Halloween, British Charity Shops & Memories of SOFA Chicago & Day of the Dead Decorations

Last weekend we visited our friends, Nick and Leda Skeens in Burnham on Crouch. They live on a house boat but not just any old houseboat; I’d call it a mansion boat. It started life as a concrete hull which was first used for the Normandy landings; it was never designed to sail independently but rather to be towed across to France laden with wartime supplies. Nick and Leda have transformed it into a very comfortable and unique home; one large enough to accommodate several families visiting for parties etc.

We were visiting for a fireworks extravaganza led by another friend Colin Mayes.

It has become tradition that we visit the local charity shop whenever we are in Burnham on Crouch. I am a great fan of charity shops for lots of reasons:
The strange things that you find on sale in them. Things that you never knew that you needed and that make you wonder about the previous owner’s motivation for owning in the first place.

Charity shop things always have a story and as you know narrative is important to me.

I also love how items are displayed.
It’s not easy displaying such an eclectic mix of stock and as you may have noticed so many charity shops have been “Colour Coded” these days.
What I look for in a charity shop is personality; personality which can be seen in how the items are displayed and also very definitely the personality of the ladies (and sometimes men) who work behind the counters in these shops.
When we visited Burnham’s main charity shop we found that it had changed charities and had a bit of a make-over (luckily only a good makeover). The staff had put a lot of effort into displaying their vast stock; the shop is still very full but it’s somehow easier to find that special something.
They had gone to a special effort with their Halloween window display. I certainly found plenty of personality shining through here.
See this Dorling Kindersley book; "Let’s keep Halloween educational!"

And here poor Yoda from Star Wars fame does look uncomfortable in this plastic caldron,
“Being in this pot; embarrassing it is”.

Giving this orange corn on the cob decorated tea set pride of place (in a cardboard box) on the shopfront is no accident. It's the perfect impulse purchase for someone planning a Halloween teaparty!

Character is strong on the inside of the shop too. I love the way that they have improvised and used an old cheese shop fridge as their display counter. It is now full of jewellery, watches and other treasures.

Last week I presented an Artist Talk for my current solo show Close Encounters of a Frillip Moolog Kind.
I talked about some of the very special charity shops and junk yards that I find some of the objects that I use in making my Frillip Moolog beings.
These two photographs were in my presentation. The parrot perched on his modified magazine rack in Thomas Orton & Sons reclamation in Walsall and this huge galvanized sultana container at Les Oakes in Cheadle, Staffordshire.
I found the blue soap dish for Chubby Blue and the chimney sweep’s brush for Bristle from Ortons and the galvanized drum and blue faceted bus station down pipe for Russell and Stan came from Les Oakes.

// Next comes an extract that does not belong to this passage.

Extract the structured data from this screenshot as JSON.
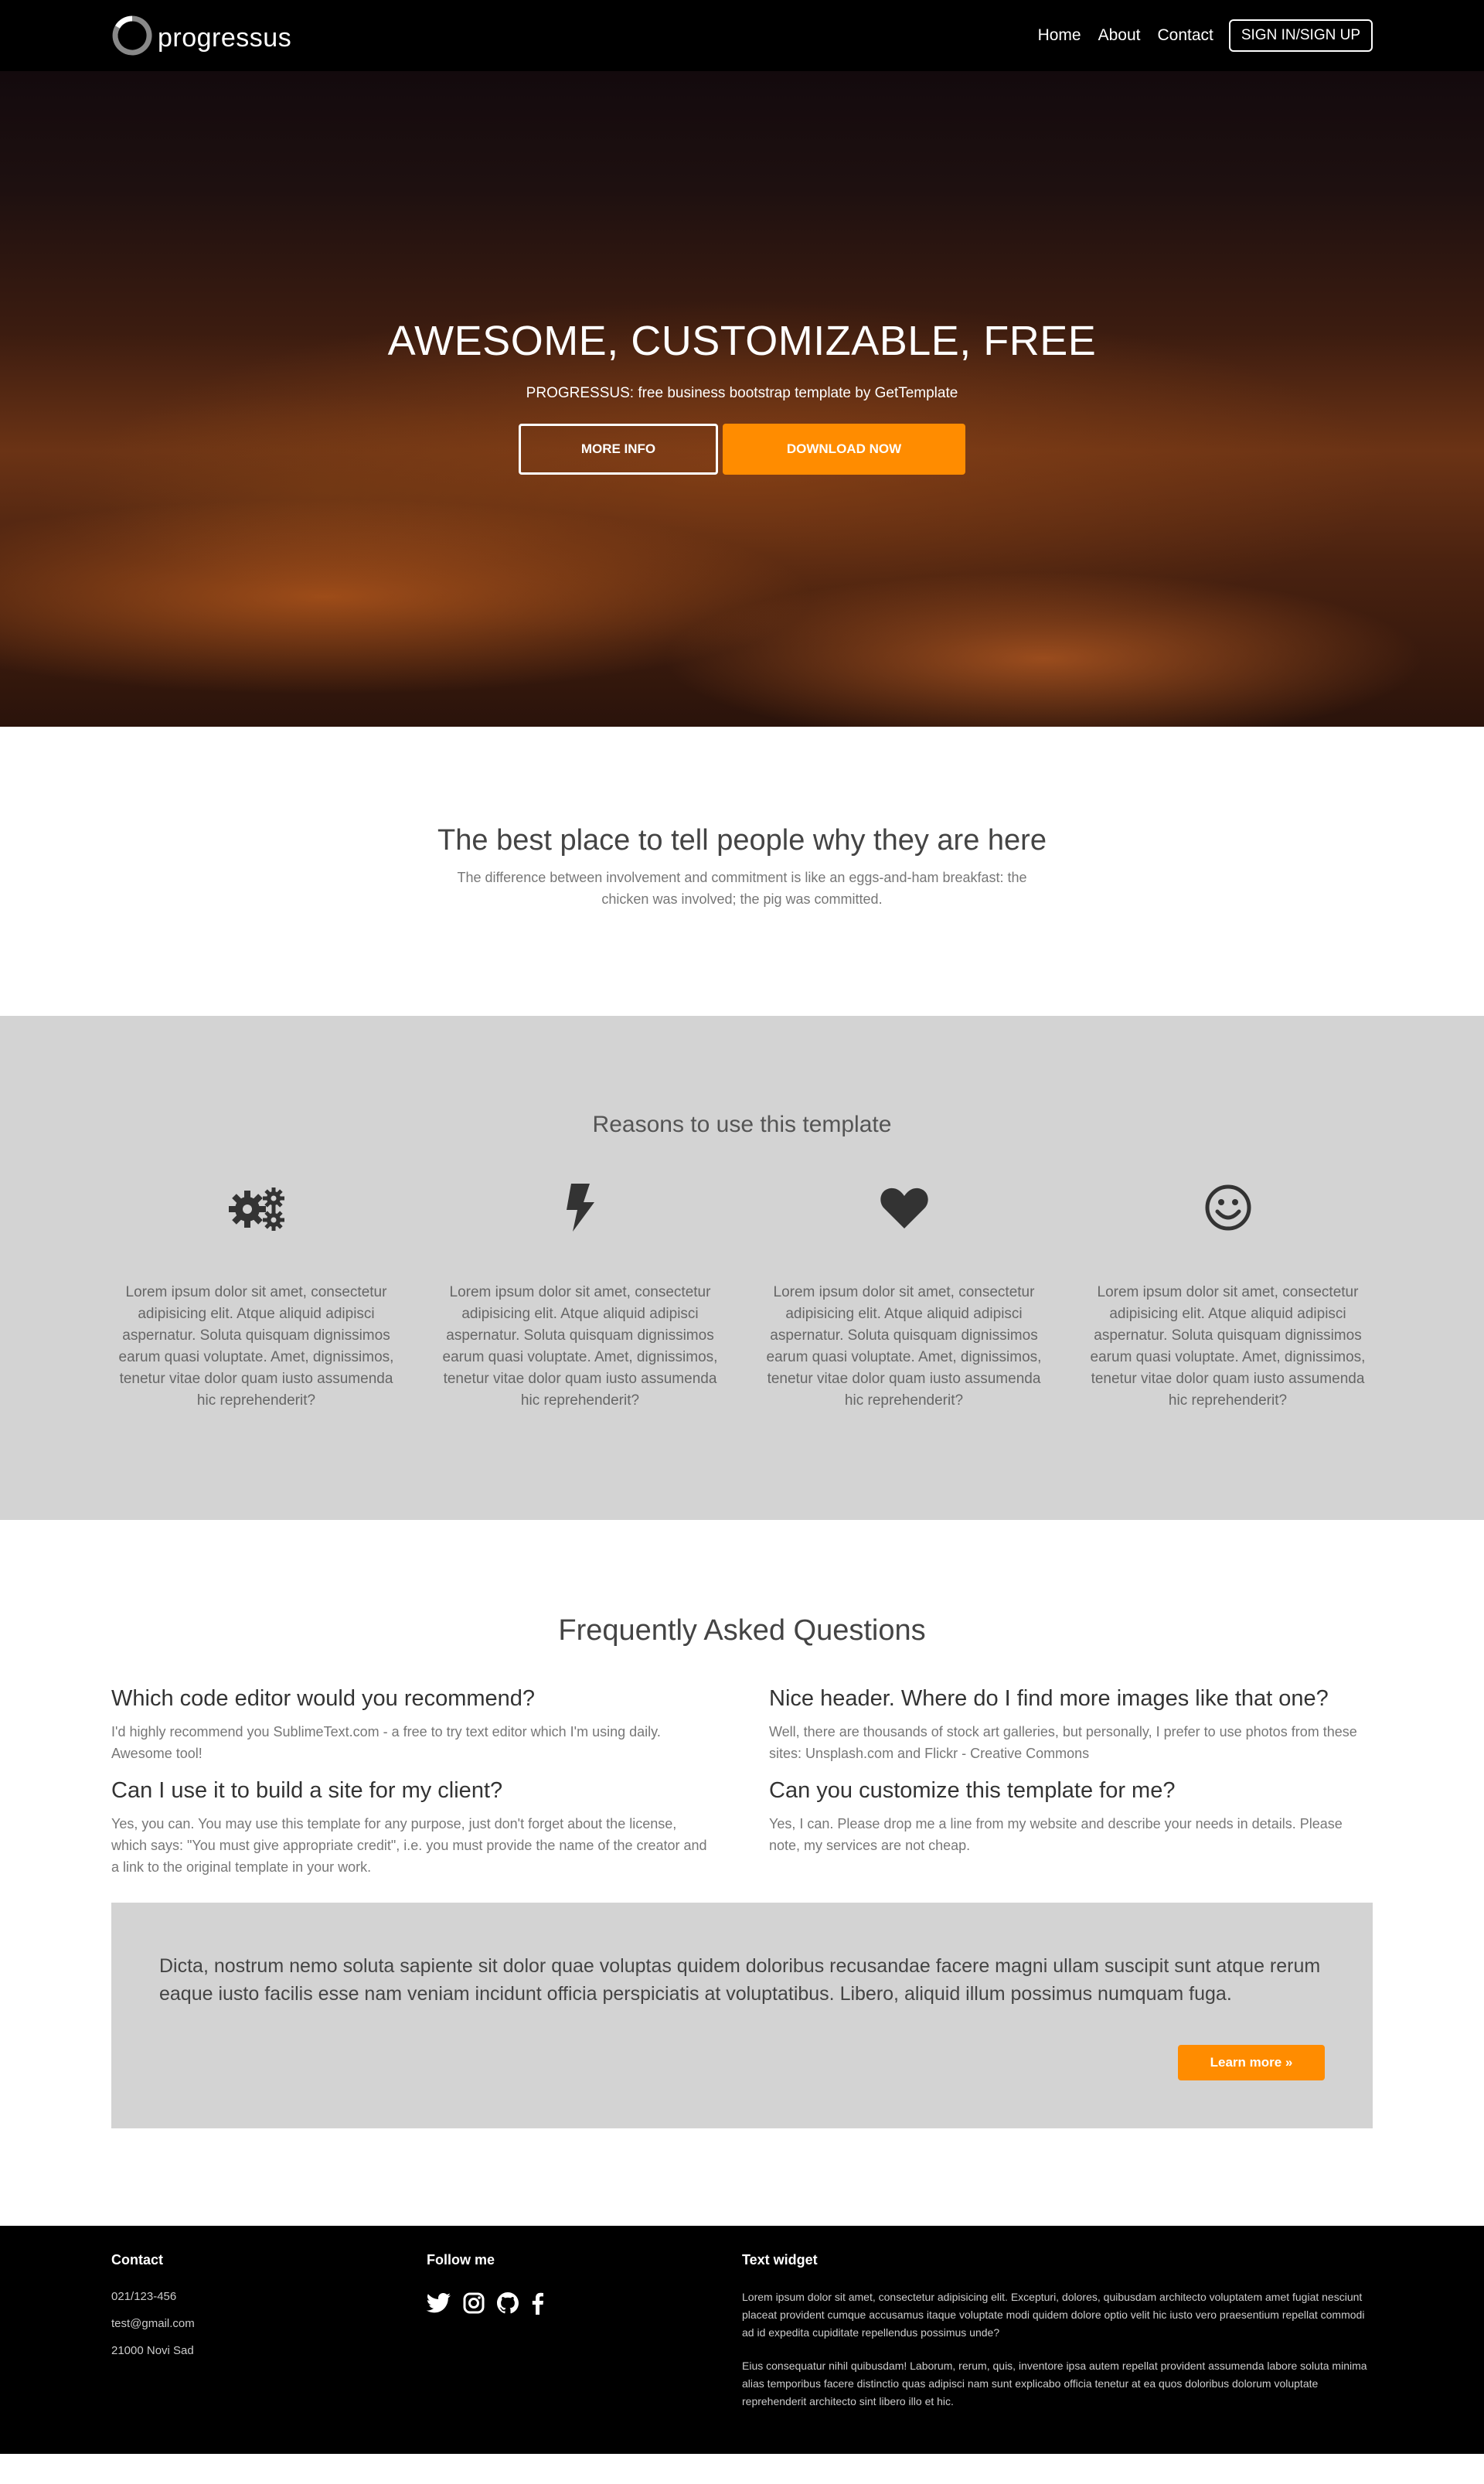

This time last year I was in Chicago on a research trip to SOFA Chicago.
As well as visiting the show, talking to lots of galleries both at SOFA and within Chicago itself I also chatted to other artists and did what I love doing; investigating some off the beaten track areas.
A short bus ride found me in the Mexican quarter.

All sorts of shops had commissioned artists to paint their windows with fun, fantastic and engaging Day of the Dead themed images; So much more authentic than the soulless plastic trick or treat version of Halloween that we see so much of.
I’m all for individuality and authenticity.